▶ [Your instructions]:
Whenever "Settings" appears in a line of the entries below, that line counts; give the total only.

[Dataset rows for apps and sites]
—————

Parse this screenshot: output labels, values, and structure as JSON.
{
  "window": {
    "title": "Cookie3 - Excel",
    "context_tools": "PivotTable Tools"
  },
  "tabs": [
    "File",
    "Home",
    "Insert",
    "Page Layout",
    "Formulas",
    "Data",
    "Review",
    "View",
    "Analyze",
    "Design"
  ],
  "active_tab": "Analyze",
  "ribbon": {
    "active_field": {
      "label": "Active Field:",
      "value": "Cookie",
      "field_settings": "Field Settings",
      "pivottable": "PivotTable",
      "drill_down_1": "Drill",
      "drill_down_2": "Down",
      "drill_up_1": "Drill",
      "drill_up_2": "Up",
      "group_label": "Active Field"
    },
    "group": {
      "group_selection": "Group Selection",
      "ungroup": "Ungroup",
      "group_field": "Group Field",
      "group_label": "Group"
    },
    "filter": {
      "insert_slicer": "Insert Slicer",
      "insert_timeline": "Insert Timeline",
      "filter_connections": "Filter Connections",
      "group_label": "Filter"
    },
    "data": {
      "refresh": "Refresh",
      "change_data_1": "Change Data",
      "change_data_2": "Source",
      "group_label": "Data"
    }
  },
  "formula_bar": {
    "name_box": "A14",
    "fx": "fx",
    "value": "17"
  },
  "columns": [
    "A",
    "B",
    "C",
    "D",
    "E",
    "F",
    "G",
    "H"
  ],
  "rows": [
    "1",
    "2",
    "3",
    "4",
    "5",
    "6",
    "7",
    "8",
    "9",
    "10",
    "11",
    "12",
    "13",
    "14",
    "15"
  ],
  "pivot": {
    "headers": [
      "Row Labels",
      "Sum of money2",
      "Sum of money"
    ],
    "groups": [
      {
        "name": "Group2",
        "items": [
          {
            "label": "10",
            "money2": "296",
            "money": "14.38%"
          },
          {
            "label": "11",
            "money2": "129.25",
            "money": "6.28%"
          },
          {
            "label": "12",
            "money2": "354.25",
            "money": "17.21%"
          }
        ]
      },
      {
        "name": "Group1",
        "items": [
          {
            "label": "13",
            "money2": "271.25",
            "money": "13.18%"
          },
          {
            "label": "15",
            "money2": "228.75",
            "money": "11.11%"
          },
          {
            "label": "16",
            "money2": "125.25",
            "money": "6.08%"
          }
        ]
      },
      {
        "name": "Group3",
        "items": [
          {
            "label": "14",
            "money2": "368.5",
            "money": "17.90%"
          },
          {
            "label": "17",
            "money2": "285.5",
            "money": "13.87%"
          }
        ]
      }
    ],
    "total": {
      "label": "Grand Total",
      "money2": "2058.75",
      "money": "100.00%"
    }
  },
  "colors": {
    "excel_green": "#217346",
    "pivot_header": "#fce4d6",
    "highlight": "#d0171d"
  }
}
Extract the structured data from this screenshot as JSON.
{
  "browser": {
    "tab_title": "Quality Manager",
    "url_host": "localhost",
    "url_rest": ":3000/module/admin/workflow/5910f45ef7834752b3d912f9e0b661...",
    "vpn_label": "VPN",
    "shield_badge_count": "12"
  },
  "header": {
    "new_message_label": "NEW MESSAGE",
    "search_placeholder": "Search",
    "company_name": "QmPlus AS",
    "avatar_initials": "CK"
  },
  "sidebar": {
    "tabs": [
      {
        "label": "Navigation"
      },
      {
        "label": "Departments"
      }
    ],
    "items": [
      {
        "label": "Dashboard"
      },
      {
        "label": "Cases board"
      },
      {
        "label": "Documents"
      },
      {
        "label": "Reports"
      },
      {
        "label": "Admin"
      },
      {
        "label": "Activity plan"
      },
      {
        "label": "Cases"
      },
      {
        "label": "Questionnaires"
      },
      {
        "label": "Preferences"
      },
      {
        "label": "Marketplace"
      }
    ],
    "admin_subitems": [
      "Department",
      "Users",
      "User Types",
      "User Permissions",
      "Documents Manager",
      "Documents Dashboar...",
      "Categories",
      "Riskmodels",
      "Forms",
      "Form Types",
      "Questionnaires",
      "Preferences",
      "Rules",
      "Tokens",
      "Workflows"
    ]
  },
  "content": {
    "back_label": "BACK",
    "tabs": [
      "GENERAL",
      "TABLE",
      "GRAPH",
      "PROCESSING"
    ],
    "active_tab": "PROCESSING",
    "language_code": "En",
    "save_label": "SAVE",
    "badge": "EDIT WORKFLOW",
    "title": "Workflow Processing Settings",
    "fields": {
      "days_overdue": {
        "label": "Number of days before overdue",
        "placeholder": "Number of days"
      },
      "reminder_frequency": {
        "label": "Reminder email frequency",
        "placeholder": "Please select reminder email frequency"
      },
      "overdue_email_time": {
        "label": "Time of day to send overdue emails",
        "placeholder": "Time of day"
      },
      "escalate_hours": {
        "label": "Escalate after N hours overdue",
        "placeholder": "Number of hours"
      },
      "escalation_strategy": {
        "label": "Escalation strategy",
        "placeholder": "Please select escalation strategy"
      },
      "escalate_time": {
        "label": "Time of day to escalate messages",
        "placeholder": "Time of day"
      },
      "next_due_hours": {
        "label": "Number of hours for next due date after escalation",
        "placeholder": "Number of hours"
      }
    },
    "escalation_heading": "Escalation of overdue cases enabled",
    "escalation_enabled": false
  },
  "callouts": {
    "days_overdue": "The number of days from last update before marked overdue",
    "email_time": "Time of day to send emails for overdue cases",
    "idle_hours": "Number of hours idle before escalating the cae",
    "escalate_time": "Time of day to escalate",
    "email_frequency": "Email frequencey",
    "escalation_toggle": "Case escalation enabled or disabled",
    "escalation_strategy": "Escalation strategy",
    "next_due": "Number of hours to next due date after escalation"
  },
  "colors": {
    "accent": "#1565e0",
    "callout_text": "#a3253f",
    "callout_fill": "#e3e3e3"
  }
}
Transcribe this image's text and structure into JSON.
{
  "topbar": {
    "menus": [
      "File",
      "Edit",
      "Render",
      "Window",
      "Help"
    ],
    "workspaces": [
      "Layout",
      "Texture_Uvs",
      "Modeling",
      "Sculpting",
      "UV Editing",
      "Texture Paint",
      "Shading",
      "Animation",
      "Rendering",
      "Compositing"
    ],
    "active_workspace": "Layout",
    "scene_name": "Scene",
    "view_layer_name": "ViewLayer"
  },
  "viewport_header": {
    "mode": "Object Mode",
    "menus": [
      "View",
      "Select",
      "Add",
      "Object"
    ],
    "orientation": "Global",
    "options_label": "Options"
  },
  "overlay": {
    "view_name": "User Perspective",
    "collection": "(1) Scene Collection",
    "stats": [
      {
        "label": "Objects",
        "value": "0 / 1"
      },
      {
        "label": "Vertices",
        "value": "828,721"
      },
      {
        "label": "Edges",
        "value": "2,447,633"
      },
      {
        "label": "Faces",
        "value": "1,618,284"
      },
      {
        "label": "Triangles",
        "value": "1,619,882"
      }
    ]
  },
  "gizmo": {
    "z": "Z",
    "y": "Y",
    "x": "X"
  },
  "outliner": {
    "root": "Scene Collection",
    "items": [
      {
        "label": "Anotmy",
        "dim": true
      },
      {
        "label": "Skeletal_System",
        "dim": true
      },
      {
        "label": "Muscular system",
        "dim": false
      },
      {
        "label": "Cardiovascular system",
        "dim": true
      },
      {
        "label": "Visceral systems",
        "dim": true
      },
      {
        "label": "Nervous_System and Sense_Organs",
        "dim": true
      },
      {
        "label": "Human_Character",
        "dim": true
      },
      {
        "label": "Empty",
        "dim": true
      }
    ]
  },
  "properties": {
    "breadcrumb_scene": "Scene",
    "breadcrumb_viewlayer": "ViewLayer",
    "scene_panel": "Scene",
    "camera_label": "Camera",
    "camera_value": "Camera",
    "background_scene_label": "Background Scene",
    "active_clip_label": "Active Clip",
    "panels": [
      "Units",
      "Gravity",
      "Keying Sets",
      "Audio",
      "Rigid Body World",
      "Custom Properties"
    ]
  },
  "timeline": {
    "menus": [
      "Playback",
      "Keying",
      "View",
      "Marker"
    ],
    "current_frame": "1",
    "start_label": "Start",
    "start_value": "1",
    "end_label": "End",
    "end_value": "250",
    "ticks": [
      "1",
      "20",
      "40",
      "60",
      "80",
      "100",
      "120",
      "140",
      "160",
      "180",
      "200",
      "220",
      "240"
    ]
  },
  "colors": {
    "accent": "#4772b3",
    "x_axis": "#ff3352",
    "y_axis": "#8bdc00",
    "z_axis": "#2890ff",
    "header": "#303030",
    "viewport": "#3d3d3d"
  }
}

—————

▶ [Reply]:
2